It may help give my comments some perspective if I allow myself to be briefly autobiographical. I embraced the Episcopal Church some 35 years ago specifically to become an Anglican, and I embraced Anglicanism specifically in order to become a Catholic, and I embraced Catholicism specifically in order to find rest—intellectually and spiritually—in the glorious given-ness of the Christian revelation. You see, I was raised in a Christian tradition where I was expected to develop “my” theology of this or that, or whatever. I attended a Christian college that, in many ways reinforced this notion. I can remember an exchange of letters with a church friend from high school days in which the subject of eucharistic theology came up, and he wrote, “I just haven’t worked out my theology of Communion yet.” Well, neither had I. And while that remark—and the fact that I found it perfectly plausible—strikes me as strange now, it didn’t then. Indeed, sometimes it felt like I would need to write my own Summa before I could give a coherent account my faith to a stranger on a bus.

What I didn’t realize when I was in college is that “given-ness” is a deeply Catholic notion. The content of the faith is not what “I” conclude based on my painstaking research and spiritual discernment, but we “we” have been given. The phrase “faith once delivered” may be overworked and abused, but it makes the needful point. And the “we” that has been “given” the faith is ultimately something much larger than the Episcopal Church and much larger than the worldwide Anglican Communion. It is something kata holos—“according to the entirety”, i.e. Catholic.

The opposite of “Catholic,” then, is not “Protestant” or “Evangelical”, but anything that is not “of the whole” or “of the entirety”—that is, anything that is merely “sectarian” or “denominational.” I know we’re about to adopt a “denominational health plan” at this convention, but I get very nervous when that term is used of the Episcopal Church, because it denotes something fundamentally un-Catholic, and it would be tragic for us to think of ourselves in such terms.

So the urgent political task (I might suggest) of Catholic Anglicanism is to resist those forces that narrow and constrain the focus of our ecclesial sense of identity, in which the “we” to which we are accountable becomes nothing larger than … this convention! This raises some quite highly-charged questions—political questions. For instance, it raises the question whether the Episcopal Church is a unitary organism or a voluntary confederation of dioceses. Unfortunately, the secular courts are being forced into deciding this question for us, but regardless of what they decide, the theological issue remains on the table. It raises the question of what the preamble to our constitution, wherein our identity as a church is constitutionally linked to something larger, actually means. And it raises the question of the evolving character of the relations between provinces of the worldwide Anglican Communion, and the emerging Covenant document that has been on all our minds.
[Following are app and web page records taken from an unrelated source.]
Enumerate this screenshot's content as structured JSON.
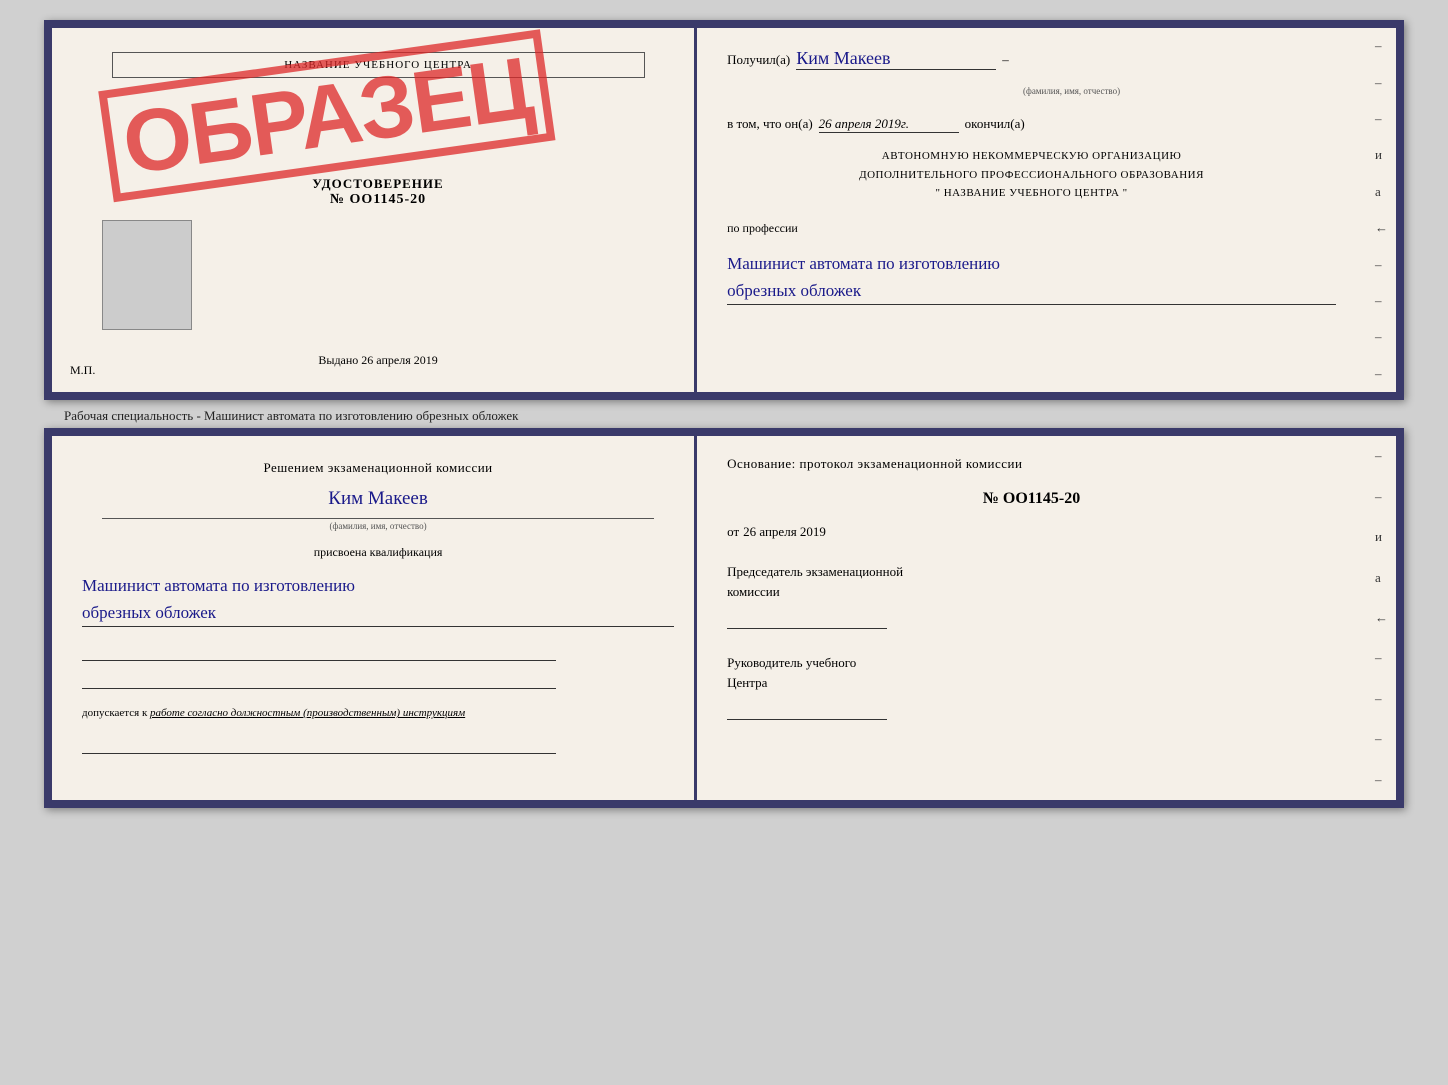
{
  "top_cert": {
    "left": {
      "school_title": "НАЗВАНИЕ УЧЕБНОГО ЦЕНТРА",
      "doc_type": "УДОСТОВЕРЕНИЕ",
      "doc_number": "№ OO1145-20",
      "issue_prefix": "Выдано",
      "issue_date": "26 апреля 2019",
      "mp_label": "М.П."
    },
    "stamp": "ОБРАЗЕЦ",
    "right": {
      "recipient_prefix": "Получил(а)",
      "recipient_name": "Ким Макеев",
      "recipient_subtitle": "(фамилия, имя, отчество)",
      "date_prefix": "в том, что он(а)",
      "date_value": "26 апреля 2019г.",
      "date_suffix": "окончил(а)",
      "org_line1": "АВТОНОМНУЮ НЕКОММЕРЧЕСКУЮ ОРГАНИЗАЦИЮ",
      "org_line2": "ДОПОЛНИТЕЛЬНОГО ПРОФЕССИОНАЛЬНОГО ОБРАЗОВАНИЯ",
      "org_line3": "\"   НАЗВАНИЕ УЧЕБНОГО ЦЕНТРА   \"",
      "profession_label": "по профессии",
      "profession_line1": "Машинист автомата по изготовлению",
      "profession_line2": "обрезных обложек",
      "side_dashes": [
        "–",
        "–",
        "–",
        "и",
        "а",
        "←",
        "–",
        "–",
        "–",
        "–"
      ]
    }
  },
  "middle_label": "Рабочая специальность - Машинист автомата по изготовлению обрезных обложек",
  "bottom_cert": {
    "left": {
      "commission_prefix": "Решением экзаменационной комиссии",
      "commission_name": "Ким Макеев",
      "fio_subtitle": "(фамилия, имя, отчество)",
      "kvali_label": "присвоена квалификация",
      "kvali_line1": "Машинист автомата по изготовлению",
      "kvali_line2": "обрезных обложек",
      "dopusk_prefix": "допускается к",
      "dopusk_text": "работе согласно должностным (производственным) инструкциям"
    },
    "right": {
      "osnov_text": "Основание: протокол экзаменационной комиссии",
      "protocol_number": "№ OO1145-20",
      "protocol_date_prefix": "от",
      "protocol_date": "26 апреля 2019",
      "chairman_label": "Председатель экзаменационной",
      "chairman_label2": "комиссии",
      "rukov_label": "Руководитель учебного",
      "rukov_label2": "Центра",
      "side_dashes": [
        "–",
        "–",
        "и",
        "а",
        "←",
        "–",
        "–",
        "–",
        "–"
      ]
    }
  }
}
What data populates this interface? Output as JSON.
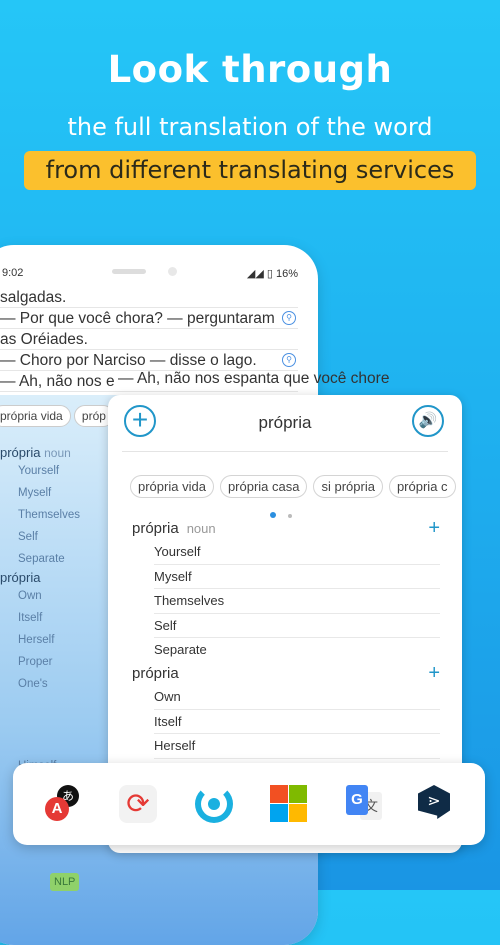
{
  "promo": {
    "title": "Look through",
    "subtitle": "the full translation of the word",
    "highlight": "from different translating services",
    "highlight_color": "#fbc02d",
    "background": "#25c6f7"
  },
  "status": {
    "time": "9:02",
    "battery": "16%"
  },
  "book": {
    "lines": [
      "salgadas.",
      "— Por que você chora? — perguntaram",
      "as Oréiades.",
      "— Choro por Narciso — disse o lago.",
      "— Ah, não nos e"
    ],
    "overflow_line": "— Ah, não nos espanta que você chore"
  },
  "background_dict": {
    "chips": [
      "própria vida",
      "próp"
    ],
    "sections": [
      {
        "word": "própria",
        "pos": "noun",
        "translations": [
          "Yourself",
          "Myself",
          "Themselves",
          "Self",
          "Separate"
        ]
      },
      {
        "word": "própria",
        "translations": [
          "Own",
          "Itself",
          "Herself",
          "Proper",
          "One's"
        ]
      }
    ],
    "last": "Himself",
    "dock_label": "NLP"
  },
  "card": {
    "word": "própria",
    "chips": [
      "própria vida",
      "própria casa",
      "si própria",
      "própria c"
    ],
    "page": 1,
    "pages": 2,
    "sections": [
      {
        "word": "própria",
        "pos": "noun",
        "translations": [
          "Yourself",
          "Myself",
          "Themselves",
          "Self",
          "Separate"
        ]
      },
      {
        "word": "própria",
        "translations": [
          "Own",
          "Itself",
          "Herself"
        ]
      }
    ]
  },
  "services": [
    "reverso-icon",
    "abbyy-icon",
    "yandex-icon",
    "microsoft-translator-icon",
    "google-translate-icon",
    "deepl-icon"
  ],
  "service_labels": {
    "abbyy": "A",
    "reverso": "あ"
  }
}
This is a daunting political agenda, because the center-of-gravity in our common mindset has already slid, I’m afraid, quite far in the direction of sectarian denominationalism. We see a grasping at autonomy and the denial of any accountability beyond the concurred actions of the two houses of this convention. We see a tendency to evade accountability through appeals to “our polity”, with the subtext that our polity is not only “ours,” but inherently superior to that of our sister churches. We see an almost obsessive attachment to certain aspects of our baptismal liturgy in such a way that not only rips them out of context in reference to the rest of our own Prayer Book, but also in reference to the Catholic tradition to which we owe our identity. And this, in turn, leads to an idiosyncratic notion of “baptismal ecclesiology” that is cultured in isolation from the larger tradition, and therefore grows more sectarian and denominational (and therefore less Catholic) with every iteration.

I suspect I’ve now already stirred up enough angry hornets, so I’ll quit!
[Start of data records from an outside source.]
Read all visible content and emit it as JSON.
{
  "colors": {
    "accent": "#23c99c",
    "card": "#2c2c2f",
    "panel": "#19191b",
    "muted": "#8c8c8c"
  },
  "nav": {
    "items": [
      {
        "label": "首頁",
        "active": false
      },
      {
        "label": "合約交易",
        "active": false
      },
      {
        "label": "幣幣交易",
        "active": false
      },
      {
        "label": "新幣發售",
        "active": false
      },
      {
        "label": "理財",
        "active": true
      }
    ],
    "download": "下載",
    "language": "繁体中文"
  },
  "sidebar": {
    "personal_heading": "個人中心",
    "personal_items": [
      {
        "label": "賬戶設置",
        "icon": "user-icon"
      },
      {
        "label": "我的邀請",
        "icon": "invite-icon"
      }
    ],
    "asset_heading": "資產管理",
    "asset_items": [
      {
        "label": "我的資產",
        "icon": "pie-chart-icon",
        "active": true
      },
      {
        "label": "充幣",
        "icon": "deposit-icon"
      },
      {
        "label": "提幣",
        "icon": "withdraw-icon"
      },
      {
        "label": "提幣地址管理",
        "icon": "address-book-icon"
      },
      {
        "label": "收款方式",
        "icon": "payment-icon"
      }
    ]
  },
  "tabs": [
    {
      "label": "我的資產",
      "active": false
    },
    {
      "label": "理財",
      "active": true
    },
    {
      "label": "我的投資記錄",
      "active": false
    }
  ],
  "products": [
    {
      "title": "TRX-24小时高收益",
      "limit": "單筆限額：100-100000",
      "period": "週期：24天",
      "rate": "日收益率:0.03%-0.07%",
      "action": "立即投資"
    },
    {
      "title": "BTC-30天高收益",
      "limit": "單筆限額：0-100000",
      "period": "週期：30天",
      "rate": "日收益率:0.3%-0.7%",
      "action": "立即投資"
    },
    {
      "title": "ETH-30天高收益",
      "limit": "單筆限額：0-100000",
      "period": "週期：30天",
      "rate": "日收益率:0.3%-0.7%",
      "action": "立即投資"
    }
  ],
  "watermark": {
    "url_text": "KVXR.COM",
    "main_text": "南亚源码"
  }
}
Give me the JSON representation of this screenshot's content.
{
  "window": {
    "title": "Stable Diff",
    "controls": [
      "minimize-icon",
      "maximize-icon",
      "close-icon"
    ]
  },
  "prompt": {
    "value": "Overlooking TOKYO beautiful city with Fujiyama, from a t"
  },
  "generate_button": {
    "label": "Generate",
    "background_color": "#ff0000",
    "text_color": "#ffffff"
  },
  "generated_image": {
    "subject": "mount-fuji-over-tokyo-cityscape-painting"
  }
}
Malcolm+ said...

I'd question your juxtaposition of "autonomy" and "accountability." To insist on autonomy is not necessarily to evade accountability, and one can be accountable without surrendering autonomy.
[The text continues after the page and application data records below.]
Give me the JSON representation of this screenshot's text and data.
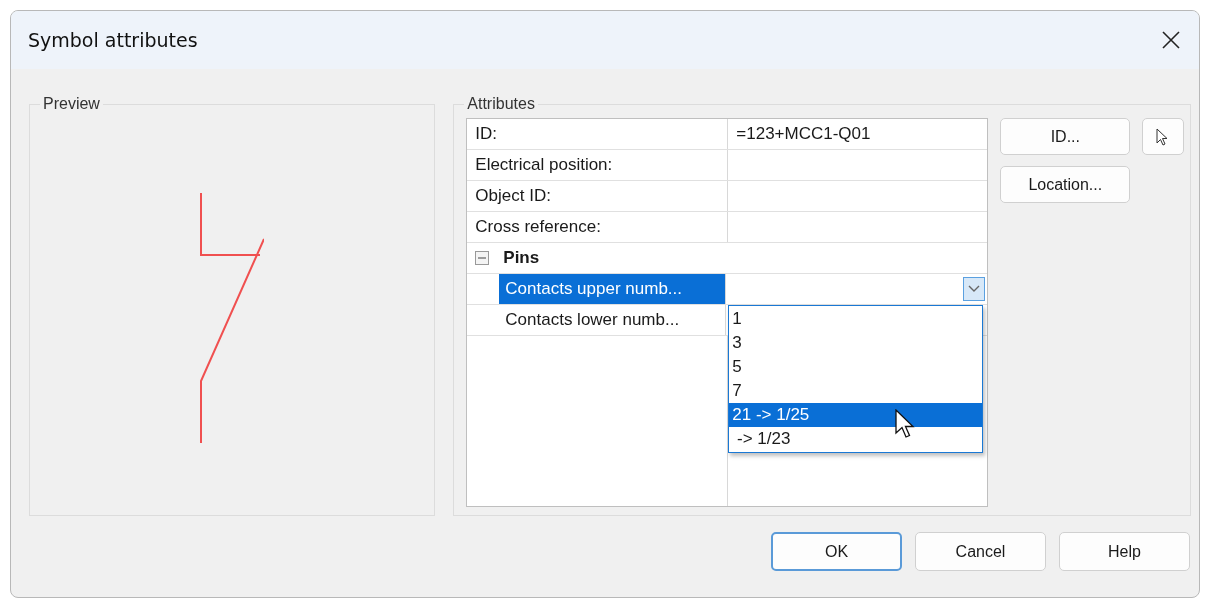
{
  "window": {
    "title": "Symbol attributes"
  },
  "preview": {
    "label": "Preview"
  },
  "attributes": {
    "label": "Attributes",
    "rows": [
      {
        "name": "ID:",
        "value": "=123+MCC1-Q01"
      },
      {
        "name": "Electrical position:"
      },
      {
        "name": "Object ID:"
      },
      {
        "name": "Cross reference:"
      }
    ],
    "group": {
      "label": "Pins",
      "expanded": true,
      "rows": [
        {
          "name": "Contacts upper numb...",
          "selected": true
        },
        {
          "name": "Contacts lower numb...",
          "selected": false
        }
      ]
    }
  },
  "dropdown": {
    "open": true,
    "options": [
      {
        "label": "1",
        "selected": false
      },
      {
        "label": "3",
        "selected": false
      },
      {
        "label": "5",
        "selected": false
      },
      {
        "label": "7",
        "selected": false
      },
      {
        "label": "21 -> 1/25",
        "selected": true
      },
      {
        "label": " -> 1/23",
        "selected": false
      }
    ]
  },
  "side_buttons": [
    "ID...",
    "Location..."
  ],
  "buttons": [
    {
      "label": "OK",
      "default": true
    },
    {
      "label": "Cancel",
      "default": false
    },
    {
      "label": "Help",
      "default": false
    }
  ]
}
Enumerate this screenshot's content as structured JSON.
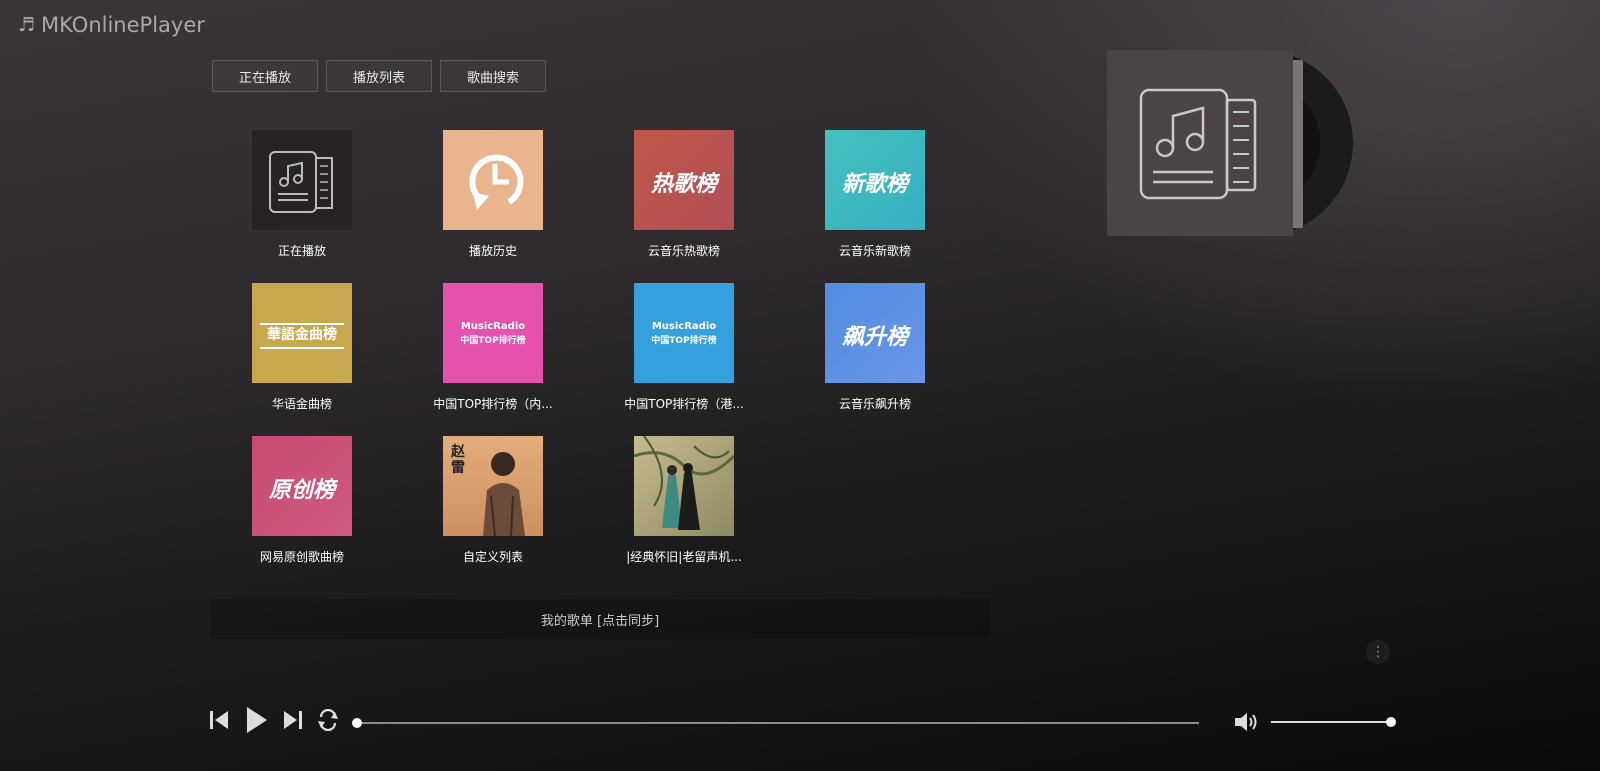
{
  "app": {
    "title": "MKOnlinePlayer",
    "logo_glyph": "♬"
  },
  "tabs": [
    {
      "label": "正在播放"
    },
    {
      "label": "播放列表"
    },
    {
      "label": "歌曲搜索"
    }
  ],
  "playlists": [
    {
      "label": "正在播放",
      "cover_text": "",
      "cover_color": "#262225"
    },
    {
      "label": "播放历史",
      "cover_text": "",
      "cover_color": "#e9b58e"
    },
    {
      "label": "云音乐热歌榜",
      "cover_text": "热歌榜",
      "cover_color": "#b9554d"
    },
    {
      "label": "云音乐新歌榜",
      "cover_text": "新歌榜",
      "cover_color": "#3fb9b9"
    },
    {
      "label": "华语金曲榜",
      "cover_text": "華語金曲榜",
      "cover_color": "#c7a84e"
    },
    {
      "label": "中国TOP排行榜（内...",
      "cover_text": "MusicRadio",
      "cover_sub": "中国TOP排行榜",
      "cover_color": "#e34fa9"
    },
    {
      "label": "中国TOP排行榜（港...",
      "cover_text": "MusicRadio",
      "cover_sub": "中国TOP排行榜",
      "cover_color": "#34a0dc"
    },
    {
      "label": "云音乐飙升榜",
      "cover_text": "飙升榜",
      "cover_color": "#5a8fdc"
    },
    {
      "label": "网易原创歌曲榜",
      "cover_text": "原创榜",
      "cover_color": "#d04a76"
    },
    {
      "label": "自定义列表",
      "cover_text": "赵雷",
      "cover_color": "#d8a070"
    },
    {
      "label": "|经典怀旧|老留声机...",
      "cover_text": "",
      "cover_color": "#a89a70"
    }
  ],
  "sync": {
    "label": "我的歌单 [点击同步]"
  },
  "player": {
    "progress": 0,
    "volume": 1.0,
    "icons": [
      "prev-icon",
      "play-icon",
      "next-icon",
      "loop-icon",
      "volume-icon"
    ]
  },
  "more_icon": "⋮"
}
To use a secular example, the person who commits an act of civil disobedience to protest an unjust law is certainly asserting their autonomy. But since a real act of civil disobedience includes a willingness to accept the state sanctioned punishment, the person is also accountable.

Or, to use an (admittedly not very catholic) ecclesiastical example, "Here I stand, I can do no other" certainly asserts autonomy. But if uttered with a willingness to pay the cost of conscience (rather than asking for others to pay on one's behalf), then it does not deny accountability.

tjmcmahon said...

Fr. Dan,
A very succinct analysis of the root problem we face within Anglican Churches today, especially in the west. I sometimes catch myself too late when in answer to a question about theology I reply: "I think that..."
In matters of polity, ecclesiology and autonomy, the first question that should be asked is: "Does this move us closer to the Church Catholic, or farther from it?" Any polity decision that further divides the Church is counter-productive in the long run, no matter how good the idea seems in the local "context." (The frequency of the word "context" is itself a negative indicator)